→ Exercise goal:
Reproduce all of the data that follows, character for character.

Website and app data records
• • • • • • •

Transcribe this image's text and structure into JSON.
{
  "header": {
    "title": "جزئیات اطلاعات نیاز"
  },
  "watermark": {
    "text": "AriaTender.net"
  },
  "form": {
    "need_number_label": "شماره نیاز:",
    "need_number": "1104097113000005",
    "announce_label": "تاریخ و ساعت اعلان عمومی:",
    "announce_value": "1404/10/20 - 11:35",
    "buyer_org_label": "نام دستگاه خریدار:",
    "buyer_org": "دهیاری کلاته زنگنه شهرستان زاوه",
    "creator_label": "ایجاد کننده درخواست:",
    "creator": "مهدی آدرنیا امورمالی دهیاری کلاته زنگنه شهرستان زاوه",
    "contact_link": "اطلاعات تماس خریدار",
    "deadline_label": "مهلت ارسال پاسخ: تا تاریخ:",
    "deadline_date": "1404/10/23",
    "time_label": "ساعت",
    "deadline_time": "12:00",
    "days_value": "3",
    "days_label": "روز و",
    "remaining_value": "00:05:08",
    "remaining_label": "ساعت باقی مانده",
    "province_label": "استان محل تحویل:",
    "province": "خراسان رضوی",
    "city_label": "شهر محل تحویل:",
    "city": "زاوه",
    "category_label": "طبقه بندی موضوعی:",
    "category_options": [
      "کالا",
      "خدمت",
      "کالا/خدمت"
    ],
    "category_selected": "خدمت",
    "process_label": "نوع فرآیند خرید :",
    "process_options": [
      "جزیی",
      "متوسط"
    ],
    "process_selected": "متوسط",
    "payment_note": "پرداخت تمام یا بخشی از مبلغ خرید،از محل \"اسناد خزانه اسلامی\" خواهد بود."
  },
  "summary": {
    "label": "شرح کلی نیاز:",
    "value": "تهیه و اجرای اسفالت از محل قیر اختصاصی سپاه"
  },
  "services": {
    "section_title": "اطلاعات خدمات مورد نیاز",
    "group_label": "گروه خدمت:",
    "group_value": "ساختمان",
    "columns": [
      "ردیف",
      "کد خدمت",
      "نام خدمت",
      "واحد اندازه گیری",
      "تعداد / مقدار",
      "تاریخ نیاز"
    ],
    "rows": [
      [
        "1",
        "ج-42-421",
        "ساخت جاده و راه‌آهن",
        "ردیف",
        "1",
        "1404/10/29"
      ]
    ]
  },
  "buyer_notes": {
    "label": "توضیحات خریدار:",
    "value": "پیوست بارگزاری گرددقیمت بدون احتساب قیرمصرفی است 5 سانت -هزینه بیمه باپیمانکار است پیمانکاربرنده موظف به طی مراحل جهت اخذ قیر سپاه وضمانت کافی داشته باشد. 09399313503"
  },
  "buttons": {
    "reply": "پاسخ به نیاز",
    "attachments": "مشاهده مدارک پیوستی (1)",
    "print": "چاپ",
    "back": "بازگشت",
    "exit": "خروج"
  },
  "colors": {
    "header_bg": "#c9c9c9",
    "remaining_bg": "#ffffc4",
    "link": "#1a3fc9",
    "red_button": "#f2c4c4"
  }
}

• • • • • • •

→ Answer to this task:
Transcribe this image's text and structure into JSON.
{
  "header": {
    "title": "جزئیات اطلاعات نیاز"
  },
  "watermark": {
    "text": "AriaTender.net"
  },
  "form": {
    "need_number_label": "شماره نیاز:",
    "need_number": "1104097113000005",
    "announce_label": "تاریخ و ساعت اعلان عمومی:",
    "announce_value": "1404/10/20 - 11:35",
    "buyer_org_label": "نام دستگاه خریدار:",
    "buyer_org": "دهیاری کلاته زنگنه شهرستان زاوه",
    "creator_label": "ایجاد کننده درخواست:",
    "creator": "مهدی آدرنیا امورمالی دهیاری کلاته زنگنه شهرستان زاوه",
    "contact_link": "اطلاعات تماس خریدار",
    "deadline_label": "مهلت ارسال پاسخ: تا تاریخ:",
    "deadline_date": "1404/10/23",
    "time_label": "ساعت",
    "deadline_time": "12:00",
    "days_value": "3",
    "days_label": "روز و",
    "remaining_value": "00:05:08",
    "remaining_label": "ساعت باقی مانده",
    "province_label": "استان محل تحویل:",
    "province": "خراسان رضوی",
    "city_label": "شهر محل تحویل:",
    "city": "زاوه",
    "category_label": "طبقه بندی موضوعی:",
    "category_options": [
      "کالا",
      "خدمت",
      "کالا/خدمت"
    ],
    "category_selected": "خدمت",
    "process_label": "نوع فرآیند خرید :",
    "process_options": [
      "جزیی",
      "متوسط"
    ],
    "process_selected": "متوسط",
    "payment_note": "پرداخت تمام یا بخشی از مبلغ خرید،از محل \"اسناد خزانه اسلامی\" خواهد بود."
  },
  "summary": {
    "label": "شرح کلی نیاز:",
    "value": "تهیه و اجرای اسفالت از محل قیر اختصاصی سپاه"
  },
  "services": {
    "section_title": "اطلاعات خدمات مورد نیاز",
    "group_label": "گروه خدمت:",
    "group_value": "ساختمان",
    "columns": [
      "ردیف",
      "کد خدمت",
      "نام خدمت",
      "واحد اندازه گیری",
      "تعداد / مقدار",
      "تاریخ نیاز"
    ],
    "rows": [
      [
        "1",
        "ج-42-421",
        "ساخت جاده و راه‌آهن",
        "ردیف",
        "1",
        "1404/10/29"
      ]
    ]
  },
  "buyer_notes": {
    "label": "توضیحات خریدار:",
    "value": "پیوست بارگزاری گرددقیمت بدون احتساب قیرمصرفی است 5 سانت -هزینه بیمه باپیمانکار است پیمانکاربرنده موظف به طی مراحل جهت اخذ قیر سپاه وضمانت کافی داشته باشد. 09399313503"
  },
  "buttons": {
    "reply": "پاسخ به نیاز",
    "attachments": "مشاهده مدارک پیوستی (1)",
    "print": "چاپ",
    "back": "بازگشت",
    "exit": "خروج"
  },
  "colors": {
    "header_bg": "#c9c9c9",
    "remaining_bg": "#ffffc4",
    "link": "#1a3fc9",
    "red_button": "#f2c4c4"
  }
}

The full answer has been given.